ABOUT THIS EXERCISE: Say how many lines of the data contain "header", and nothing more.

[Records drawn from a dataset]
══════

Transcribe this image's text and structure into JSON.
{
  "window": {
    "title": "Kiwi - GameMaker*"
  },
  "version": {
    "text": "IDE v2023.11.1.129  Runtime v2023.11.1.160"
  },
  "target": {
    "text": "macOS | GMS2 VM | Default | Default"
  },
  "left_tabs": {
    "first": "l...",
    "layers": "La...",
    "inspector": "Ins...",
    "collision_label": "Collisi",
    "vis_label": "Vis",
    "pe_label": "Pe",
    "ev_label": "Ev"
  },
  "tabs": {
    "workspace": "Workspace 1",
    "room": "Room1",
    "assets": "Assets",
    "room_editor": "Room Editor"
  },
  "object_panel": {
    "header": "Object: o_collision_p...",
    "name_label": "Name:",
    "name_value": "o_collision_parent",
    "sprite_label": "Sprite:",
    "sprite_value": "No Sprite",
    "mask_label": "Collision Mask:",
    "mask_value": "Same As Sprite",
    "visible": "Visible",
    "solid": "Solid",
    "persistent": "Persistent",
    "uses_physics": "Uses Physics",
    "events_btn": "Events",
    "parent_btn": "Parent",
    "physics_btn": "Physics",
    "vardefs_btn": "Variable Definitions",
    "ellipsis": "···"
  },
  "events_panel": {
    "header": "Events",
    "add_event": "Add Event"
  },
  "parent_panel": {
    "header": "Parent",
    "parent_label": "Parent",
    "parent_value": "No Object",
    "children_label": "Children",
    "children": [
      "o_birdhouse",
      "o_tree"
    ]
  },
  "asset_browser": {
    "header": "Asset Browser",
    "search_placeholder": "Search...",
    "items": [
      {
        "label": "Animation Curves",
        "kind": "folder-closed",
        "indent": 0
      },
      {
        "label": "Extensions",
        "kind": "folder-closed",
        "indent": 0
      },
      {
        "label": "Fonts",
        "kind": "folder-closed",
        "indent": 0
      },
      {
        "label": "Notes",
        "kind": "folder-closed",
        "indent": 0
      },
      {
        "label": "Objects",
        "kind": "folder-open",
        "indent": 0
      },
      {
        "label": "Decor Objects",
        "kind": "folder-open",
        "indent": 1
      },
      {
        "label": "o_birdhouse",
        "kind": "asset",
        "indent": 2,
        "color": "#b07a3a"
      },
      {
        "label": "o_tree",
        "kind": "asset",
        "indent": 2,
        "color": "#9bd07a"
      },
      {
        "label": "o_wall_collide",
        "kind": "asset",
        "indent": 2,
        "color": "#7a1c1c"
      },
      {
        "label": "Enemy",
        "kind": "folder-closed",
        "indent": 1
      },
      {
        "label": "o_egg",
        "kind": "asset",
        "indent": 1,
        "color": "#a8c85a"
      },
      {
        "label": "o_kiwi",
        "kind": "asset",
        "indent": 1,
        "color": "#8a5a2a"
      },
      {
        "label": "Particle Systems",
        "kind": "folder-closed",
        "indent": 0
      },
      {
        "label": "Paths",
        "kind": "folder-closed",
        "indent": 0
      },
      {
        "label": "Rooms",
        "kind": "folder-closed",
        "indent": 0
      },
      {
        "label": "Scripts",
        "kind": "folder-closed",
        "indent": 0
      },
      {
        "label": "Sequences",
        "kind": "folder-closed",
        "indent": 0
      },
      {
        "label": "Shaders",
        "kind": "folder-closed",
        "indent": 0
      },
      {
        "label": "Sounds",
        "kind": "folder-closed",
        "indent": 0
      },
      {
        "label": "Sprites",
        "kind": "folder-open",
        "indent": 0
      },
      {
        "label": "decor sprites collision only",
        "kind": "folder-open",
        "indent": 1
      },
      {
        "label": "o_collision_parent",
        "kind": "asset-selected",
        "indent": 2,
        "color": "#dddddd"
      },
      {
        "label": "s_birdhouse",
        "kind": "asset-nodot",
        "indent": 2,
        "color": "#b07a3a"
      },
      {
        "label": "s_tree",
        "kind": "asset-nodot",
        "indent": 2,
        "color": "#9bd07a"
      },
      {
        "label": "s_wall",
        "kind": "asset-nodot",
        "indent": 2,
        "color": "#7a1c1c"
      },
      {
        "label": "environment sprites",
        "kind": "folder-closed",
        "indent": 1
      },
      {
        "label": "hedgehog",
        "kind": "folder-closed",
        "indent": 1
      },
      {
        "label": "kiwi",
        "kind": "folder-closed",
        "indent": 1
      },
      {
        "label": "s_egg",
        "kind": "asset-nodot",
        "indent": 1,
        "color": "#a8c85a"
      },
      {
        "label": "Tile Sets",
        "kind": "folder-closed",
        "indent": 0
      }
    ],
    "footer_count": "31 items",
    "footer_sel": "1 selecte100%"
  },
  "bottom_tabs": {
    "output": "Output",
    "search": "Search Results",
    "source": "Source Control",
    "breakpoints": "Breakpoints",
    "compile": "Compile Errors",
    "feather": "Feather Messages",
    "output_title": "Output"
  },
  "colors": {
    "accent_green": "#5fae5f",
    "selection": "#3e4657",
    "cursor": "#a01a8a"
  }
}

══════

EXERCISE RESPONSE: 4